There are no reviews for the Wii release of this game. You can use the links below to write your own review or read reviews for the other platforms of this game.
Our Users Say
||How well the game mechanics work (player controls, game action, interface, etc.)
||The quality of the art, or the quality/speed of the drawing routines
||How much you personally like the game, regardless of other attributes
|Sound / Music
||The quality of the sound effects and/or music composition
|Story / Presentation
||The main creative ideas in the game and how well they're executed
|Overall User Score (4 votes)
MobyRanks are listed below. You can read here
for more information about MobyRank.
Wenn man auch nur ansatzweise etwas für Actiontitel auf dem NES übrig hat und nicht vor Herausforderungen zurückschreckt, wird man Ninja Gaiden lieben. Hat man die Steuerung erst einmal verinnerlicht und ist im schnellen Spielfluss drin, offenbart sich ein Gameplay, das, so simpel es im Grund ist, fesselnder nicht sein könnte.
So be well warned ahead of time – this isn't the kind of game you can pick up and breeze through on your first try. Completing the adventure takes practice and patience, both of which you'll likely be willing to invest given the solid and satisfying fun factor of the core gameplay and, too, given that you'll want to see how the story ends. Getting to the next cutscene, seeing the next piece of the plot, was a motivation not used before Ninja Gaiden in 1989. That novel narrative nature, paired with the high degree of difficulty, made this first Gaiden game a hit. A hit that started Tecmo's most powerful franchise, and a hit that's certainly worth the asking price of 500 Wii Points to re-experience.
While Ninja Gaiden rewards gamers that are aggressive, it also forces them to play wisely by punishing those that are too aggressive. Much like a ninja, you must move with care, move with precision, and move with a sense of urgency not found in most modern games. It’s old school gaming in its finest, and most frustratingly satisfying, form.
There are some irritations - the respawning bad guys are a pain, while scaling higher sections using Ryu's wall-grab move is clumsier than I remembered - but for the vast majority of the time Ninja Gaiden is a fine example of the sort of solid, honest gameplay that retro gaming should celebrate.

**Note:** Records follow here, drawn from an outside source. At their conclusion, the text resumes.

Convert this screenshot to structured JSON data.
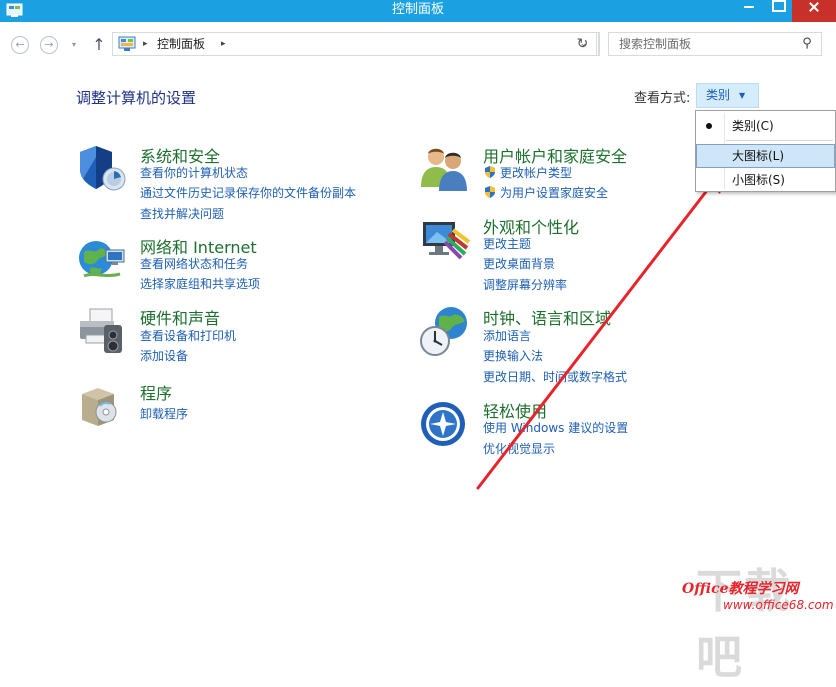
{
  "window": {
    "title": "控制面板"
  },
  "nav": {
    "back_symbol": "←",
    "forward_symbol": "→",
    "recent_symbol": "▾",
    "up_symbol": "↑",
    "breadcrumb_sep": "▸",
    "breadcrumb": "控制面板",
    "dropdown_symbol": "⌄",
    "refresh_symbol": "↻",
    "search_placeholder": "搜索控制面板",
    "search_symbol": "⚲"
  },
  "heading": "调整计算机的设置",
  "view_by": {
    "label": "查看方式:",
    "value": "类别",
    "caret": "▼",
    "options": [
      "类别(C)",
      "大图标(L)",
      "小图标(S)"
    ]
  },
  "categories_left": [
    {
      "title": "系统和安全",
      "links": [
        "查看你的计算机状态",
        "通过文件历史记录保存你的文件备份副本",
        "查找并解决问题"
      ]
    },
    {
      "title": "网络和 Internet",
      "links": [
        "查看网络状态和任务",
        "选择家庭组和共享选项"
      ]
    },
    {
      "title": "硬件和声音",
      "links": [
        "查看设备和打印机",
        "添加设备"
      ]
    },
    {
      "title": "程序",
      "links": [
        "卸载程序"
      ]
    }
  ],
  "categories_right": [
    {
      "title": "用户帐户和家庭安全",
      "links": [
        "更改帐户类型",
        "为用户设置家庭安全"
      ]
    },
    {
      "title": "外观和个性化",
      "links": [
        "更改主题",
        "更改桌面背景",
        "调整屏幕分辨率"
      ]
    },
    {
      "title": "时钟、语言和区域",
      "links": [
        "添加语言",
        "更换输入法",
        "更改日期、时间或数字格式"
      ]
    },
    {
      "title": "轻松使用",
      "links": [
        "使用 Windows 建议的设置",
        "优化视觉显示"
      ]
    }
  ],
  "watermark": {
    "large": "下载吧",
    "brand": "Office教程学习网",
    "url": "www.office68.com"
  },
  "colors": {
    "titlebar": "#1ba1e2",
    "category_title": "#1d6f2e",
    "link": "#1e5fb4",
    "arrow": "#e8232a"
  }
}
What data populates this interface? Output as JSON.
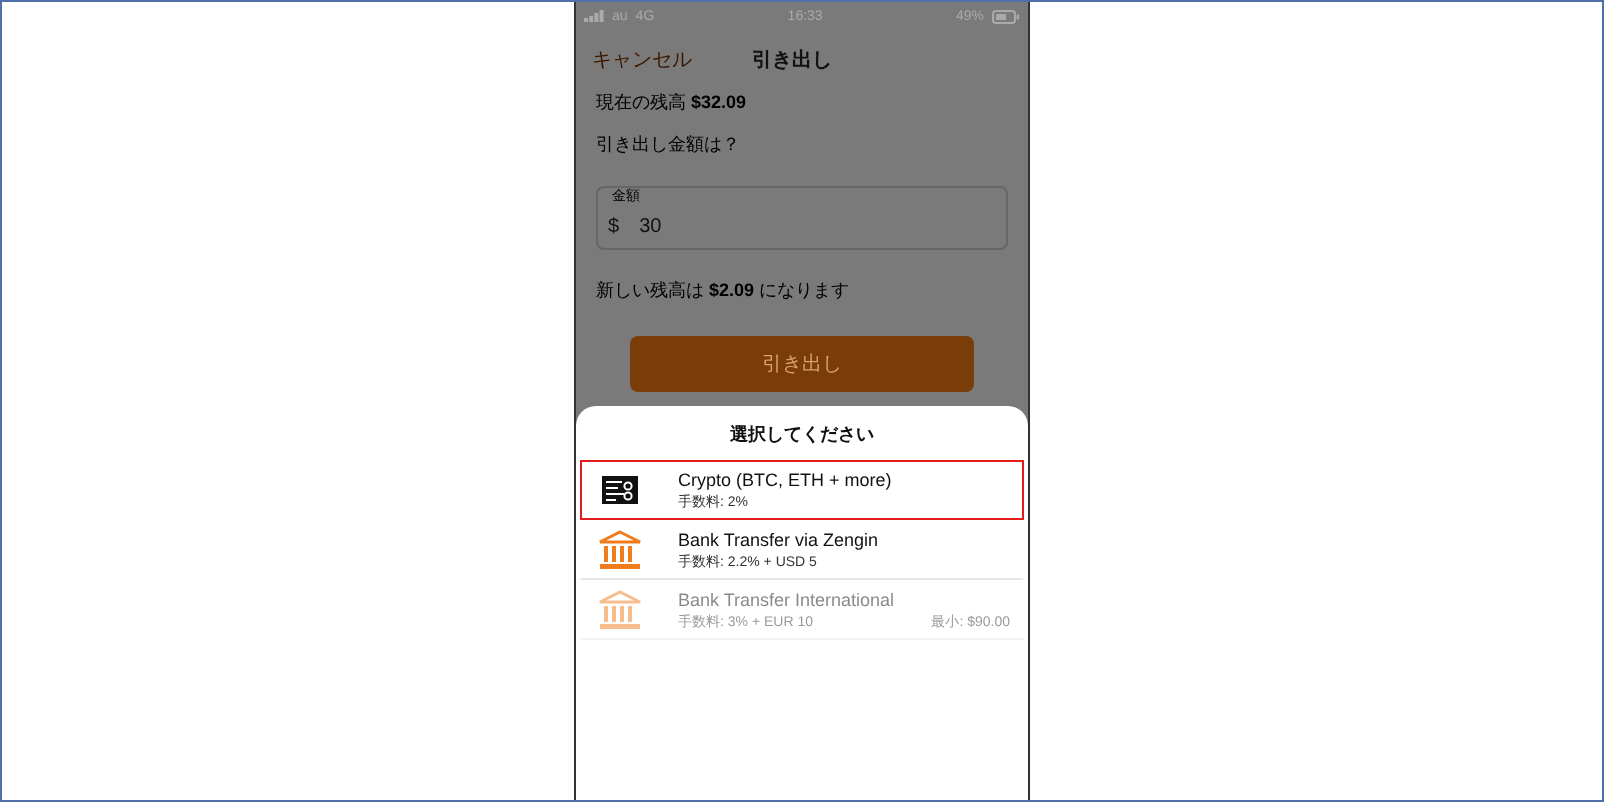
{
  "status_bar": {
    "carrier": "au",
    "network": "4G",
    "time": "16:33",
    "battery": "49%"
  },
  "nav": {
    "cancel": "キャンセル",
    "title": "引き出し"
  },
  "balance": {
    "label": "現在の残高",
    "amount": "$32.09"
  },
  "question": "引き出し金額は？",
  "amount_field": {
    "label": "金額",
    "currency": "$",
    "value": "30"
  },
  "new_balance": "新しい残高は **$2.09** になります",
  "withdraw_button": {
    "label": "引き出し",
    "disabled": true
  },
  "sheet": {
    "title": "選択してください",
    "options": [
      {
        "kind": "crypto",
        "name": "Crypto (BTC, ETH + more)",
        "fee": "手数料: 2%",
        "selected": true,
        "disabled": false
      },
      {
        "kind": "bank",
        "name": "Bank Transfer via Zengin",
        "fee": "手数料: 2.2% + USD 5",
        "selected": false,
        "disabled": false
      },
      {
        "kind": "bank",
        "name": "Bank Transfer International",
        "fee": "手数料: 3% + EUR 10",
        "minimum": "最小: $90.00",
        "selected": false,
        "disabled": true
      }
    ]
  }
}
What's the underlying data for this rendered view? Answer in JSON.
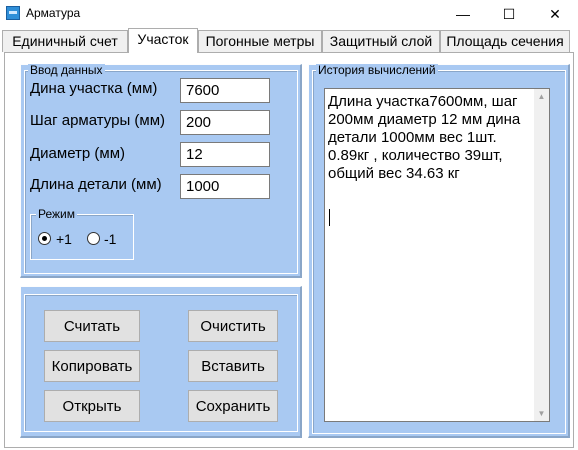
{
  "window": {
    "title": "Арматура",
    "minimize": "—",
    "maximize": "☐",
    "close": "✕"
  },
  "tabs": [
    {
      "label": "Единичный счет"
    },
    {
      "label": "Участок"
    },
    {
      "label": "Погонные метры"
    },
    {
      "label": "Защитный слой"
    },
    {
      "label": "Площадь сечения"
    }
  ],
  "active_tab": "Участок",
  "input": {
    "legend": "Ввод данных",
    "segment_length_label": "Дина участка (мм)",
    "segment_length_value": "7600",
    "step_label": "Шаг арматуры (мм)",
    "step_value": "200",
    "diameter_label": "Диаметр (мм)",
    "diameter_value": "12",
    "part_length_label": "Длина детали (мм)",
    "part_length_value": "1000",
    "mode": {
      "legend": "Режим",
      "plus_label": "+1",
      "minus_label": "-1",
      "selected": "+1"
    }
  },
  "buttons": {
    "calculate": "Считать",
    "clear": "Очистить",
    "copy": "Копировать",
    "paste": "Вставить",
    "open": "Открыть",
    "save": "Сохранить"
  },
  "history": {
    "legend": "История вычислений",
    "text": "Длина участка7600мм, шаг 200мм диаметр 12 мм дина детали 1000мм вес 1шт.  0.89кг , количество 39шт, общий вес 34.63 кг"
  },
  "colors": {
    "panel_bg": "#a9c9f2",
    "button_bg": "#e1e1e1",
    "app_icon": "#2f8fd8"
  }
}
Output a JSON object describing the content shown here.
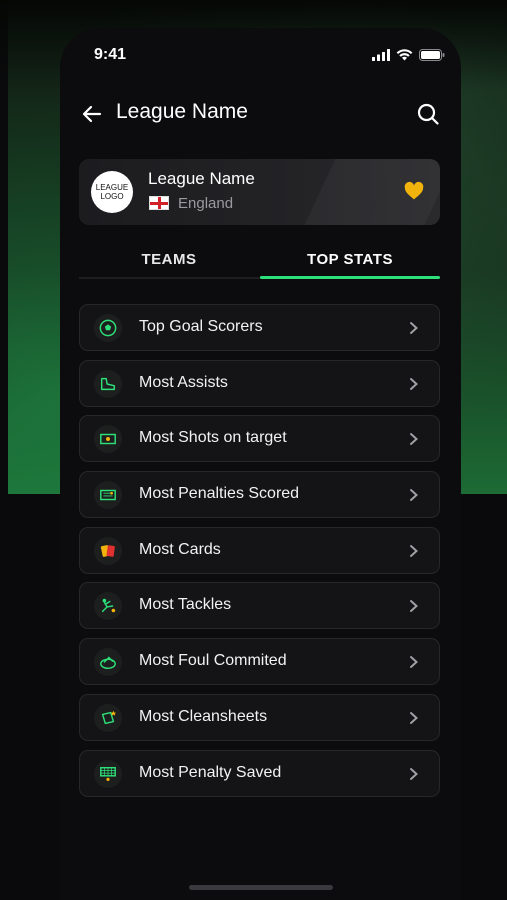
{
  "status_bar": {
    "time": "9:41"
  },
  "header": {
    "title": "League Name"
  },
  "league": {
    "logo_text": "LEAGUE LOGO",
    "name": "League Name",
    "country": "England",
    "favorite_color": "#f2b40c"
  },
  "tabs": [
    {
      "label": "TEAMS",
      "active": false
    },
    {
      "label": "TOP STATS",
      "active": true
    }
  ],
  "accent_color": "#2ee07a",
  "stats": [
    {
      "label": "Top Goal Scorers",
      "icon": "soccer-ball-icon"
    },
    {
      "label": "Most Assists",
      "icon": "boot-icon"
    },
    {
      "label": "Most Shots on target",
      "icon": "goal-target-icon"
    },
    {
      "label": "Most Penalties Scored",
      "icon": "penalty-goal-icon"
    },
    {
      "label": "Most Cards",
      "icon": "cards-icon"
    },
    {
      "label": "Most Tackles",
      "icon": "tackle-icon"
    },
    {
      "label": "Most Foul Commited",
      "icon": "foul-icon"
    },
    {
      "label": "Most Cleansheets",
      "icon": "cleansheet-icon"
    },
    {
      "label": "Most Penalty Saved",
      "icon": "penalty-save-icon"
    }
  ]
}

Although the visuals have aged poorly, Ninja Gaiden still has plenty of gameplay and challenge. The musical score should be noted as one of the finest to be found on the NES. In terms of NES platform action, it doesn't really get much better than this!
However, the key difference between this masochistically tough game and other masochistically tough games from this time period is that Ninja Gaiden doesn't use its difficulty level as a crutch. The underlying gameplay in Ninja Gaiden is good enough to keep you playing, no matter how many times it punches you in the face with some cheap enemy placement or completely insane boss fight. For those who like their classic games angry and challenging, Ninja Gaiden is one of the better examples of that style of game, because it's hard and it's fun. And ninjas are awesome.